Psalm 150 galvanizes us with its wide use of instrumentation, calling on all that has breath to praise the Lord. On a given Sunday you may hear everything from the majesty of our organ to the cadence of percussion and acoustic guitars. Whether we sing a hymn from the 4th century or a newly written song of praise, our aim is to reflect not only the breadth and language of Scripture, but the richness God has granted his people across 2,000 years. We strive for musical excellence, yet our highest hope is for the church to “shout to God with loud songs of joy!” (Ps. 47:1), that the voice of his redeemed would resound long after instruments, styles, and genres fade.
What about the architecture?

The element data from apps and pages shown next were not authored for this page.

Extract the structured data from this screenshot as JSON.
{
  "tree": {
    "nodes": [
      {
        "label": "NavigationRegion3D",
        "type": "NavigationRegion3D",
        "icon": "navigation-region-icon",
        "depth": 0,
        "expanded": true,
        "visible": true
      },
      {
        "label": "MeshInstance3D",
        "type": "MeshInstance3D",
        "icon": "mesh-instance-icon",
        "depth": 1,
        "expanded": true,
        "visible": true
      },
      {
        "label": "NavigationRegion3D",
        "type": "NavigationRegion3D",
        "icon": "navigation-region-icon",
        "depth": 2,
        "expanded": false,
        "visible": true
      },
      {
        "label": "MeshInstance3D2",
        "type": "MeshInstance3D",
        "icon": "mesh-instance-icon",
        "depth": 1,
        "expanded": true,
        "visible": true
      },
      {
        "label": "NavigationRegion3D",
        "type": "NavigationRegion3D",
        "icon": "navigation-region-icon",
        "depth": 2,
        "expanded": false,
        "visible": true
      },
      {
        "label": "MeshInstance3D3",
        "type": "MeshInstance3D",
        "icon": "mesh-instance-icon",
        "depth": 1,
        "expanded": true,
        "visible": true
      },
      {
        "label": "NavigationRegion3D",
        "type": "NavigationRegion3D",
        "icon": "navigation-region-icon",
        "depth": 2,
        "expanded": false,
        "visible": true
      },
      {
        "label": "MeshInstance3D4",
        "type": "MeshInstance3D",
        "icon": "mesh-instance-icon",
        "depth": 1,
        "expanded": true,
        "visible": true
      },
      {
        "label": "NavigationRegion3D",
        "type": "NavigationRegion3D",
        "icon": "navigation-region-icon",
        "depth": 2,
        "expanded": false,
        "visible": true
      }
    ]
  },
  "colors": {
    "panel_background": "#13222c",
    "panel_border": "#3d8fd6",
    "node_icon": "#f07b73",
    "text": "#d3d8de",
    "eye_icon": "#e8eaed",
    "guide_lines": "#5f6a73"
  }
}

It all has meaning. Everything in front (traditionally known as the chancel) speaks of Word and Sacrament. At the center of our worship is the Communion table, which says our worship of God is possible through the mediating work of Jesus Christ. He is the Head and heart of His Church. The pulpit is off to the side (as is the baptismal font), but raised higher than the table in order to indicate a balance of Word and Sacrament. Along with this, the curve of the pews becomes a room gathered around a Communion table and beneath a cross. The entire room is acoustically “bright” because worship is not a performance by the leadership of the church, but an act of God’s people. With a cement floor, the congregation is literally the loudest voice in the room. When we sing, when we read in unison, when we say “amen” to corporate prayers, we overpower the sound system, which is exactly what we wanted.